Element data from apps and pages
________________________

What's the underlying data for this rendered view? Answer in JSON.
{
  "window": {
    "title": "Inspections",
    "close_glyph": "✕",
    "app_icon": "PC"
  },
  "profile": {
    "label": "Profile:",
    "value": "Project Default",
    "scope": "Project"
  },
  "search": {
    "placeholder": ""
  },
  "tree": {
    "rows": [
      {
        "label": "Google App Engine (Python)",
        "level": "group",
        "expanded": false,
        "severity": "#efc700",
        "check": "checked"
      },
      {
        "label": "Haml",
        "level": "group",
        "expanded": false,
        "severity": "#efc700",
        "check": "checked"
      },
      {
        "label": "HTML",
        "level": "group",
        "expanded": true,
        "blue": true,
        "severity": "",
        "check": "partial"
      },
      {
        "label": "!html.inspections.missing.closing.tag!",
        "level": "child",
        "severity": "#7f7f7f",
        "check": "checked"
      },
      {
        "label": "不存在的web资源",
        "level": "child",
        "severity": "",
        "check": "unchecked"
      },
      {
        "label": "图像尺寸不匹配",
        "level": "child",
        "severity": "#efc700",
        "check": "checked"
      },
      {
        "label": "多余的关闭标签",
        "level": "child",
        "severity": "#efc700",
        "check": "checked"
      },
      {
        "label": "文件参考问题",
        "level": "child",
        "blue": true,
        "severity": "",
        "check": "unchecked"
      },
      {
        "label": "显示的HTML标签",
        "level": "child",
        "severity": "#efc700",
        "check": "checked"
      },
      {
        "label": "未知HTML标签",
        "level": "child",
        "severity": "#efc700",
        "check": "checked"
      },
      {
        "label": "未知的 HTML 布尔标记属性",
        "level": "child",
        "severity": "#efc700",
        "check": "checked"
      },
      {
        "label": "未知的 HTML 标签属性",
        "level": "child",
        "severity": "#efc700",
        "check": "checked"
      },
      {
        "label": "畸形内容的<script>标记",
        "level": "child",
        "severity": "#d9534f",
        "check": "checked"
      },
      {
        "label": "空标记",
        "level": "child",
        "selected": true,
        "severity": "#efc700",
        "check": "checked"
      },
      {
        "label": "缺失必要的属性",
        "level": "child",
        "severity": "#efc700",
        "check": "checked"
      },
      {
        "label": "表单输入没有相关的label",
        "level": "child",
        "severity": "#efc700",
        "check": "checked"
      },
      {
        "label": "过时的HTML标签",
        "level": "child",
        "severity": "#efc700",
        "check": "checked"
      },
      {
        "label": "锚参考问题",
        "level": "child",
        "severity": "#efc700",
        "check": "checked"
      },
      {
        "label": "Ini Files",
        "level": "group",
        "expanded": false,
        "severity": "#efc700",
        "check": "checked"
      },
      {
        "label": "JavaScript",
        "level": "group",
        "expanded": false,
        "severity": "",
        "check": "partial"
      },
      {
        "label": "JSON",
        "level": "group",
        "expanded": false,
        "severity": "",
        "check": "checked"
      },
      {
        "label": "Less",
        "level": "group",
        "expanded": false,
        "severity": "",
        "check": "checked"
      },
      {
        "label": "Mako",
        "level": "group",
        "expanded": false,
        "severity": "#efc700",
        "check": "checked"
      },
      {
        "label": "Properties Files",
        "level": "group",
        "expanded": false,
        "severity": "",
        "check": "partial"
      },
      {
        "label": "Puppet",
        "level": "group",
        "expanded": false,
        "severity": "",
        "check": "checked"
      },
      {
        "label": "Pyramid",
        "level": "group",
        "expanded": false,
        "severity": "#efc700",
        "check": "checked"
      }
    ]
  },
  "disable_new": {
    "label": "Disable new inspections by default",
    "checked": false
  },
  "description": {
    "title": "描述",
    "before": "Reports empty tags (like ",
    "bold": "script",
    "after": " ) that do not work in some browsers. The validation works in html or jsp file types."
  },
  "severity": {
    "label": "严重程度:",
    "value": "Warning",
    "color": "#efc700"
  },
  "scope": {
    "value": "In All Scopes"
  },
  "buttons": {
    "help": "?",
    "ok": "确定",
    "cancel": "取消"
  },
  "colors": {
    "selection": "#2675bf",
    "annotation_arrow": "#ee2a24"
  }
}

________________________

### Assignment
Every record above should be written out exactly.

### Task solution
What's the underlying data for this rendered view? Answer in JSON.
{
  "window": {
    "title": "Inspections",
    "close_glyph": "✕",
    "app_icon": "PC"
  },
  "profile": {
    "label": "Profile:",
    "value": "Project Default",
    "scope": "Project"
  },
  "search": {
    "placeholder": ""
  },
  "tree": {
    "rows": [
      {
        "label": "Google App Engine (Python)",
        "level": "group",
        "expanded": false,
        "severity": "#efc700",
        "check": "checked"
      },
      {
        "label": "Haml",
        "level": "group",
        "expanded": false,
        "severity": "#efc700",
        "check": "checked"
      },
      {
        "label": "HTML",
        "level": "group",
        "expanded": true,
        "blue": true,
        "severity": "",
        "check": "partial"
      },
      {
        "label": "!html.inspections.missing.closing.tag!",
        "level": "child",
        "severity": "#7f7f7f",
        "check": "checked"
      },
      {
        "label": "不存在的web资源",
        "level": "child",
        "severity": "",
        "check": "unchecked"
      },
      {
        "label": "图像尺寸不匹配",
        "level": "child",
        "severity": "#efc700",
        "check": "checked"
      },
      {
        "label": "多余的关闭标签",
        "level": "child",
        "severity": "#efc700",
        "check": "checked"
      },
      {
        "label": "文件参考问题",
        "level": "child",
        "blue": true,
        "severity": "",
        "check": "unchecked"
      },
      {
        "label": "显示的HTML标签",
        "level": "child",
        "severity": "#efc700",
        "check": "checked"
      },
      {
        "label": "未知HTML标签",
        "level": "child",
        "severity": "#efc700",
        "check": "checked"
      },
      {
        "label": "未知的 HTML 布尔标记属性",
        "level": "child",
        "severity": "#efc700",
        "check": "checked"
      },
      {
        "label": "未知的 HTML 标签属性",
        "level": "child",
        "severity": "#efc700",
        "check": "checked"
      },
      {
        "label": "畸形内容的<script>标记",
        "level": "child",
        "severity": "#d9534f",
        "check": "checked"
      },
      {
        "label": "空标记",
        "level": "child",
        "selected": true,
        "severity": "#efc700",
        "check": "checked"
      },
      {
        "label": "缺失必要的属性",
        "level": "child",
        "severity": "#efc700",
        "check": "checked"
      },
      {
        "label": "表单输入没有相关的label",
        "level": "child",
        "severity": "#efc700",
        "check": "checked"
      },
      {
        "label": "过时的HTML标签",
        "level": "child",
        "severity": "#efc700",
        "check": "checked"
      },
      {
        "label": "锚参考问题",
        "level": "child",
        "severity": "#efc700",
        "check": "checked"
      },
      {
        "label": "Ini Files",
        "level": "group",
        "expanded": false,
        "severity": "#efc700",
        "check": "checked"
      },
      {
        "label": "JavaScript",
        "level": "group",
        "expanded": false,
        "severity": "",
        "check": "partial"
      },
      {
        "label": "JSON",
        "level": "group",
        "expanded": false,
        "severity": "",
        "check": "checked"
      },
      {
        "label": "Less",
        "level": "group",
        "expanded": false,
        "severity": "",
        "check": "checked"
      },
      {
        "label": "Mako",
        "level": "group",
        "expanded": false,
        "severity": "#efc700",
        "check": "checked"
      },
      {
        "label": "Properties Files",
        "level": "group",
        "expanded": false,
        "severity": "",
        "check": "partial"
      },
      {
        "label": "Puppet",
        "level": "group",
        "expanded": false,
        "severity": "",
        "check": "checked"
      },
      {
        "label": "Pyramid",
        "level": "group",
        "expanded": false,
        "severity": "#efc700",
        "check": "checked"
      }
    ]
  },
  "disable_new": {
    "label": "Disable new inspections by default",
    "checked": false
  },
  "description": {
    "title": "描述",
    "before": "Reports empty tags (like ",
    "bold": "script",
    "after": " ) that do not work in some browsers. The validation works in html or jsp file types."
  },
  "severity": {
    "label": "严重程度:",
    "value": "Warning",
    "color": "#efc700"
  },
  "scope": {
    "value": "In All Scopes"
  },
  "buttons": {
    "help": "?",
    "ok": "确定",
    "cancel": "取消"
  },
  "colors": {
    "selection": "#2675bf",
    "annotation_arrow": "#ee2a24"
  }
}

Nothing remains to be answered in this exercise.